You want a ratcheting screwdriver where the gearing and ratcheting mechanism is solid and shows no sign of slip or play. This means the mechanism is made with quality materials and the engineering behind it is well-thought-out. A ratcheting screwdriver with solid gearing lasts longer and gives you more reliable service than a poorly constructed one.
An ergonomic handle that feels comfortable in your hand means you are 99 percent along in finding the best ratcheting screwdriver. A comfortable handle means more power and less fatigue as you work. You also want to note the material the handle is made from. Is it plastic, nylon, neoprene, or a composite? These all feel and look different and make a difference with regard to comfort and longevity.
Bit Storage and Changing
Where you can store bits in or on your ratcheting screwdriver is a choice. Some models have bit storage inside the handle, some have it alongside the handle, and some store bits in a pouch or case. Some ratcheting screwdrivers even allow single-handed bit changes, which is a feature you may want to consider.
- Kit or Single Screwdriver. This is a basic consideration for your purchase. Do you need an entire ratcheting screwdriver set with carrying case and 50 bits, or a single screwdriver with maybe six bits? The market features these options and virtually anything in between. Assess your needs and look at the various models and options before buying.
- Standard, Stubby, or Extra Long. You can buy the standard-length ratcheting screwdriver, while you also have the option of buying a stubby-type for narrow access work or an extra-long ratcheting screwdriver for heavier work. Your purchase should depend on your requirements.
- Price and Quality. There’s no need to spend $50 on an entire kit if a single screwdriver and bits will do the job for you. On the other hand, your work may require the versatility of a larger kit and all the bit and handle choices it offers. Assess your needs and do your research before you buy it. Check the product details, reviews, and ratings for information.
Best Ratcheting Screwdriver Reviews & Recommendations 2020
- Choose a ratcheting screwdriver that is right for the jobs you want to perform. You’ll want a shorter screwdriver for tight spaces, and a sturdier one for heavy-duty turning.
- Do your research to find out about the various models and types available. Check the specifications, the product description, the reviews, and the answered questions.
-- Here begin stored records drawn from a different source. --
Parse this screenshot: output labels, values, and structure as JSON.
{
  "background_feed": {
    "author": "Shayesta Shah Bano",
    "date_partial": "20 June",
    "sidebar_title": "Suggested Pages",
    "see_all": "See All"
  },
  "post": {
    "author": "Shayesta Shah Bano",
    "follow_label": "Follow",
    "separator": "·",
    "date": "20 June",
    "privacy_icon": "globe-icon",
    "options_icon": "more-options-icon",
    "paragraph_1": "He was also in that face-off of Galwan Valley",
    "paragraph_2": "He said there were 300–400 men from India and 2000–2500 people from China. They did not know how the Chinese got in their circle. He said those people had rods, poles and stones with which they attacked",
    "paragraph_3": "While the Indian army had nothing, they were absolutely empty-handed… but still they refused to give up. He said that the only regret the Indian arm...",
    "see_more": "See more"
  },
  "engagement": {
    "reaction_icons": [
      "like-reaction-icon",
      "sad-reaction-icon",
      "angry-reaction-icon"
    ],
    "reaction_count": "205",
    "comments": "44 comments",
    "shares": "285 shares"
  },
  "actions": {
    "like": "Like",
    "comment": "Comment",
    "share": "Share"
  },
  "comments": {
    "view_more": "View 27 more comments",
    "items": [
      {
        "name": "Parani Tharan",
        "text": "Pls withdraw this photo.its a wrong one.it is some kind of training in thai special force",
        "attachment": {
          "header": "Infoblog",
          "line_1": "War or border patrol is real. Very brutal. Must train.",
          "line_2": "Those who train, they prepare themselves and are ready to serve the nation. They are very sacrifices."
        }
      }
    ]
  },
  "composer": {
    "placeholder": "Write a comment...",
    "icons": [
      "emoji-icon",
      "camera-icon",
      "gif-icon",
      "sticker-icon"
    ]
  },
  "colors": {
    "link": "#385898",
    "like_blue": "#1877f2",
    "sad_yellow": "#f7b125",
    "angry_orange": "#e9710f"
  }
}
- Aside from the ratcheting power and operation, look into the other features of ratcheting screwdrivers. These include how they store bits, what the handle is made from, and how many and what types of tips you get with your purchase.
Q: What’s the difference between a ratcheting screwdriver and a standard screwdriver?
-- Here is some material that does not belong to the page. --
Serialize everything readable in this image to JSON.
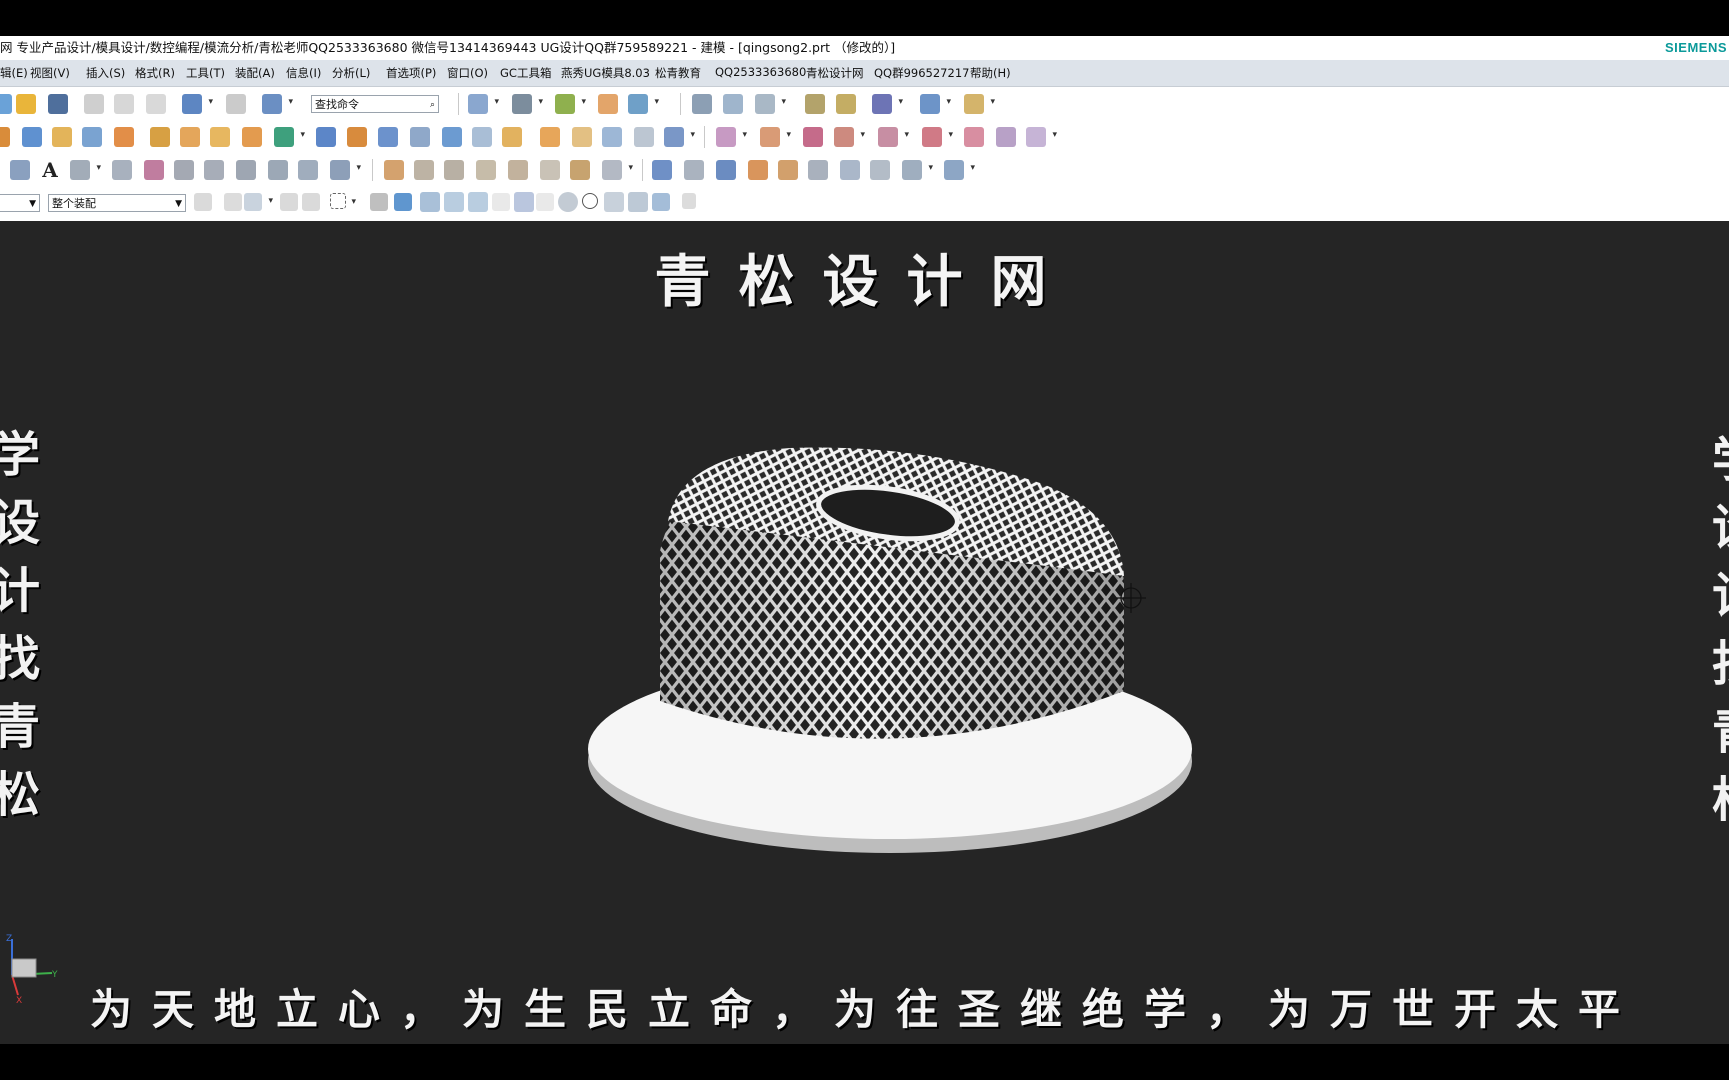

A: A ratcheting screwdriver has a gear mechanism in the handle that a standard screwdriver does not have. This mechanism allows the handle to turn (to “ratchet”) so you only have to make a half-turn with your wrist to turn a fastener. This reduces movement and increases your comfort level.
Q: Are all ratcheting screwdrivers basically the same?
A: Yes, the way they operate is basically the same. But like all tools, manufacturers have different designs and manufacturing methods. They may be made of different materials, the handles may look and feel different, and there are various ways to store the bits (or tips).
Q: Can I use one ratcheting screwdriver for everything?
A: The answer is a qualified yes. The bits and the size of many ratcheting screwdrivers allow you to do a wide variety of tasks. However, if you have a special task, such as repairing watches or fixing large trucks, you’ll need to find a more specialized ratcheting screwdriver.
Our top pick is the Megapro Marketing USA Ratcheting Screwdriver. It is well-made, has pull-out storage, and is comfortable to use.
Our best value pick is the Channellock 13-1 Ratcheting Screwdriver. It has smooth ratcheting action and innovative storage for bits.